This is one blog that I was hoping I would not need to write. Unfortunately, our dysfunctional Congress has succeeded in shutting down the government. If you are confused by all the metaphors used by politicians and journalists in the past few weeks, here is a short guide to some of the most common ones, grouped by conceptual metaphor category.
The word shut originally meant to throw a bolt across a door to keep it closed. The compound word shutdown was originally used to describe the shutting of doors of a factory, but later it was also used by extension to describe the stopping of an engine from running. Metaphorically, the term shutdown is now also used to describe the stopping of the U.S. government as either a building with doors that are bolted shut or as a machine that is no longer running.
Example: Some experts blame the Tea Party wing of the Republican Party on the 2013 government shutdown.
close their doors
Given the history of the word shutdown, it is not surprising that we also use a metaphorical phrase that the government is closing its doors when there is a shutdown.
Example: When the government closes its doors, many government agencies and national parks are also closed.
The limit of the amount of debt that the U.S. government can borrow is known as the debt ceiling, as if the debt is a physical amount of cash in a small room that cannot grow higher than the ceiling of that room.
Example: The U.S. government raised the debt ceiling for many decades without controversy, but it has become an issue of budget negotiations in the past few years.
who will blink first?
A game that is popular among children and young adults is the staring game. Two people face each other and stare as long as they can at the other person. The first person who blinks loses the game.
Example: During the political negotiations prior to the shutdown, many people wondered if House Speaker John Boehner would be the one to blink first.
In a game of chess, the object of the game is to capture the king of the opposing player. This is known as checkmate. In an older form of the game, the winning move was decided when the opposing player could not move any more, a situation known as a stalemate. Today a stalemate is any situation in which two opposing sides cannot come to an agreement on a particular matter.
Example: The shutdown occurred because the Republicans and Democrats were at a stalemate on budget issues.
Ping-pong is a popular game in which two players hit a small ball back and forth across a net on a small wooden table. English speakers sometimes use this back-and-forth movement to describe fast-changing negotiations or disagreements between two groups of people.
Example: Prior to the shutdown, Democrats and Republicans ping-ponged different bills back and forth that could have avoided the shutdown.
The term piecemeal is an Old English expression meaning the fixed time to eat a meal. However, the term now indicates doing something in small measured steps instead of in one large effort.
Example: The American people have been frustrated with the Congress since they try to solve budget problems piecemeal instead of passing comprehensive legislation.
Cherries are fruit that grow on tress in small bunches. Sometimes they ripen at different rates, so that one has to be careful to pick only the ripe cherries and not those that are still green. This process of careful cherry-picking is used to describe processes in the government that only apply to one or two problems instead of solving a crisis in a holistic manner.
Example: After the shutdown began, some members of Congress began to cherry pick some government agencies that they wanted to remain open.

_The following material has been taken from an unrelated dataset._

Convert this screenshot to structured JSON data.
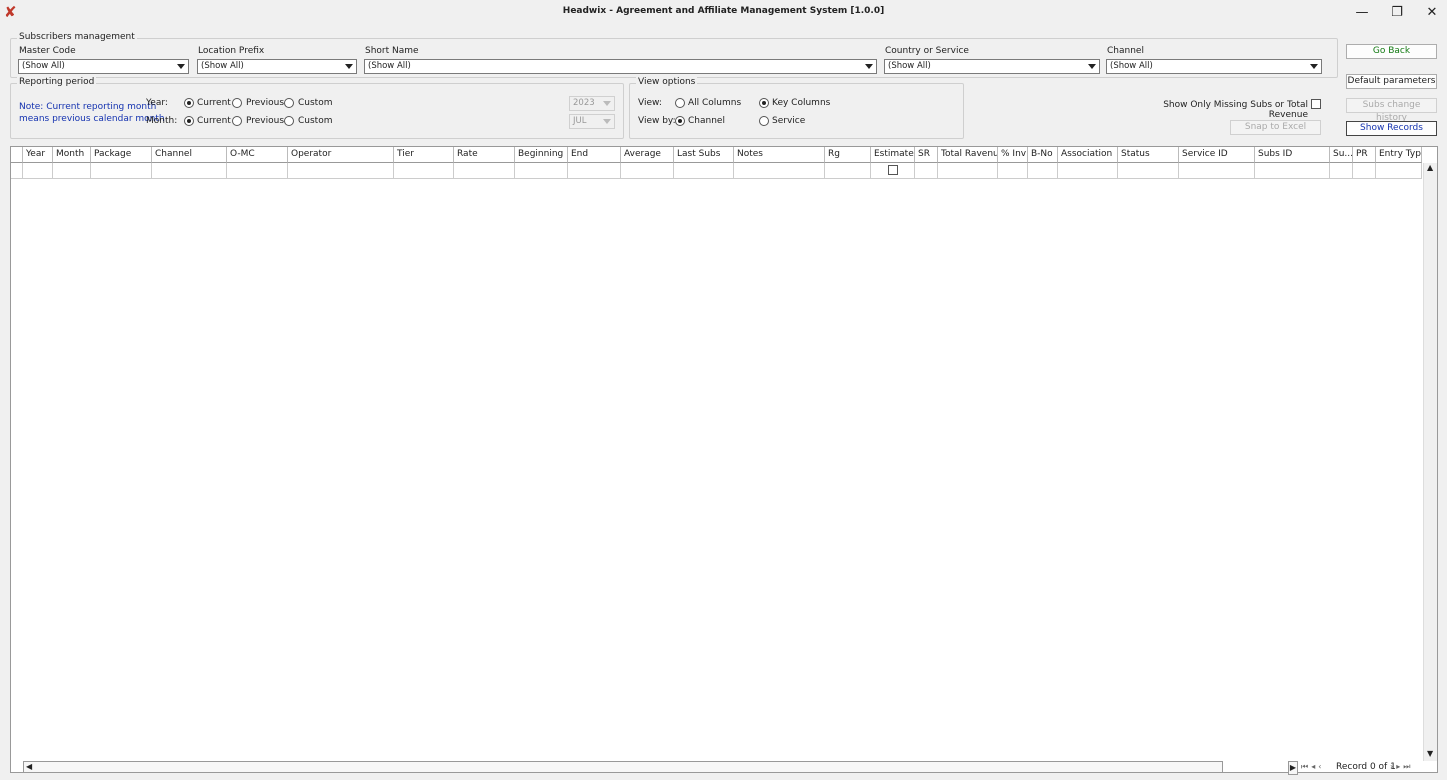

Money has long been considered metaphorically as a flowing liquid. Note the term currency that is derived from the motion of water flowing in a current. During this most recent budget crisis, the government shutdown meant that it would not pay its employees. In effect, the cash would stop flowing.
Example: Unfortunately for many federal employees, their paychecks would be terminated since there would not be any government cash flow during the shutdown.
Water freezes at a certain low temperature. We can also say that money which stops flowing is frozen. We can speak of frozen assets or frozen payments.
Example: During the shutdown, the U.S. government froze payments on most of its expenditures.
Disturbingly, some of the actions of our members of Congress have been compared to criminal behavior. For instance, when someone holds another person against his or her will for an extended period of time, this is known as holding the person hostage. In the latest failed negotiations in Congress, the Democrats accused the Republicans of holding the country hostage by refusing to compromise on the implementation of Obamacare.
Example: Critics of the Tea Party claim that they are holding the nation hostage so they prevent the Affordable Care Act from going into effect.
a gun to the head
Even more serious is the metaphor of a person holding a gun to someone’s head as if they are about to shoot that person. Some Democrats have complained that the negotiating tactics of the House Republicans are tantamount to holding a gun to their heads until they agree to their demands.
Example: Prior to the 2013 government shutdown, Senator Majority Leader Harry Reid said he would not agree to Republican demands with a gun to his head.
no end in sight
Finally, an unusual journey metaphor illustrates the pessimism of finding an easy solution to the shutdown dilemma. On a long journey, we cannot always see our destination in our field of vision so that it is literally not in sight. Moreover, during a long journey through a tunnel, we may not be able to see the end of the tunnel. Combining these two experiences results in the metaphor of having no end in sight, meaning that there is no immediate solution to an ongoing problem.
Example: As the shutdown continued for several days, journalists reported that there was no end in sight.